Scientist Meets the Space Invaders is a 1981 album by the dub musician Scientist. The album was produced by Mikey ‘Roots’ Scott & Linval Thompson. The recording was done at Channel One Studios backed by the Roots Radics, and mixed at King Tubby’s. The recording was by Stanley ‘Barnabas’ Bryan, Anthony ‘Crucial Bunny’ Graham and Maxwell ‘Maxie’ Livington Smith. The cover artwork is by Tony McDermott.”

YouTube: 1 Beam Down 2 Red Shift 3 Time Warp 4 Cloning Process 5 Pulsar 6 Laser Attack 7 De Materialize 8 Fission 9 Super Nova Explosion 10 Quasar

Tommy McCook – Blazing Horns/Tenor in Roots (1979)

Posted in Glen Brown, King Tubby, Prince Jammy, Rastafarians, Ska, The Upsetters, Tommy McCook with tags , , , , , , on April 17, 2013 by 1960s: Days of Rage

“Saxophonist Tommy McCook is primarily remembered for his role as a founding member of the seminal ska band the Skatalites, who played such an important part in the development and maturation of ska before it morphed into the slower rocksteady genre, and later into reggae. But McCook was no slouch in those later categories of music, either, as this wonderful two-for-one reissue makes plain.

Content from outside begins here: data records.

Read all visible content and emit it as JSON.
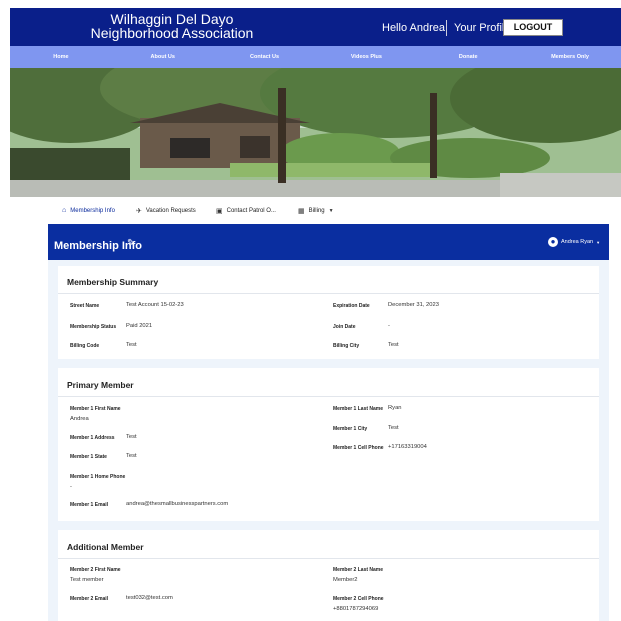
{
  "header": {
    "title_line1": "Wilhaggin Del Dayo",
    "title_line2": "Neighborhood Association",
    "greeting": "Hello Andrea",
    "profile_link": "Your Profile",
    "logout_label": "LOGOUT"
  },
  "nav": [
    "Home",
    "About Us",
    "Contact Us",
    "Videos Plus",
    "Donate",
    "Members Only"
  ],
  "tabs": {
    "membership": "Membership Info",
    "vacation": "Vacation Requests",
    "patrol": "Contact Patrol O...",
    "billing": "Billing"
  },
  "page": {
    "title": "Membership Info",
    "user_name": "Andrea Ryan"
  },
  "summary": {
    "heading": "Membership Summary",
    "street_name_label": "Street Name",
    "street_name": "Test Account 15-02-23",
    "status_label": "Membership Status",
    "status": "Paid 2021",
    "billing_code_label": "Billing Code",
    "billing_code": "Test",
    "expiration_label": "Expiration Date",
    "expiration": "December 31, 2023",
    "join_label": "Join Date",
    "join": "-",
    "billing_city_label": "Billing City",
    "billing_city": "Test"
  },
  "primary": {
    "heading": "Primary Member",
    "first_name_label": "Member 1 First Name",
    "first_name": "Andrea",
    "address_label": "Member 1 Address",
    "address": "Test",
    "state_label": "Member 1 State",
    "state": "Test",
    "home_phone_label": "Member 1 Home Phone",
    "home_phone": "-",
    "email_label": "Member 1 Email",
    "email": "andrea@thesmallbusinesspartners.com",
    "last_name_label": "Member 1 Last Name",
    "last_name": "Ryan",
    "city_label": "Member 1 City",
    "city": "Test",
    "cell_label": "Member 1 Cell Phone",
    "cell": "+17163319004"
  },
  "additional": {
    "heading": "Additional Member",
    "first_name_label": "Member 2 First Name",
    "first_name": "Test member",
    "email_label": "Member 2 Email",
    "email": "test032@test.com",
    "last_name_label": "Member 2 Last Name",
    "last_name": "Member2",
    "cell_label": "Member 2 Cell Phone",
    "cell": "+8801787294069"
  },
  "colors": {
    "header_bg": "#0a1f8a",
    "nav_bg": "#7f96f0",
    "section_header_bg": "#0a2ea0",
    "content_bg": "#eef4fb"
  }
}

The Blazing Horns segment of this disc was originally issued on LP in 1979 on the Grove Music label and consists of nine tracks originally produced by Vivian ‘Yabby U’ Jackson. As one might expect given the producer, the sound is dark and dread, and the album’s title track is presented here in an extended ‘showcase’ version with a dub mix appended at the end of the conventional instrumental track. The program then adds a B-side track cut for Yabby U at around the same time and another one-off track that McCook made for Bunny Lee. All the mixes are courtesy of King Tubby and Prince Jammy, which tells you all you need to know about the sound quality and general ambience. As good as those selections are, though, the remainder of the album is the real treasure trove: it consists of 12 tracks McCook recorded over well-loved rhythms provided by producer Glen Browne and which were released only informally on a white-label album that never received commercial distribution. Those who own the Shanachie label’s brilliant (and now sadly out of print) reissue collections Check the Winner, Boat to Progress, and Double Attack will immediately recognize the backing tracks. McCook makes most of them his own, although on a couple of tracks his playing is almost absent. The Browne material alone would be worth the purchase price, but the first part of the collection is every bit as worthwhile. Very highly recommended.”

“Founder of the Skatalites and leader of Duke Reid’s The Supersonics, Tommy McCook is a notable figure in roots reggae. McCook’s The Blazing Horns / Tenor in Roots compilation is a powerful collection of 1970s instrumental dub and highlights roots reggae’s connections to jazz and ska. As roots reggae has been characterized by politically conscious lyrics, messages of Rastafari and other charged topics faced by the underrepresented and underprivileged, one might wonder what place does instrumental dub have in the genre?”
Dusted Reviews

YouTube: Blazing Horns, Blazing Horns, Tears of love, Tubby’s control, Far over yonder, Gold Street Skank

Prince Jammy – In Lion Dub Style (1977)

Posted in Dub, King Tubby, Prince Jammy with tags , , on April 9, 2013 by 1960s: Days of Rage

YouTube: No Bride, Jammys in The Area, Mystic Feeling, Uhuru Express, The Big Apple, The Aggrovators, Prince Jammy, Bunny Lee – Tiger Dub, Uhro Express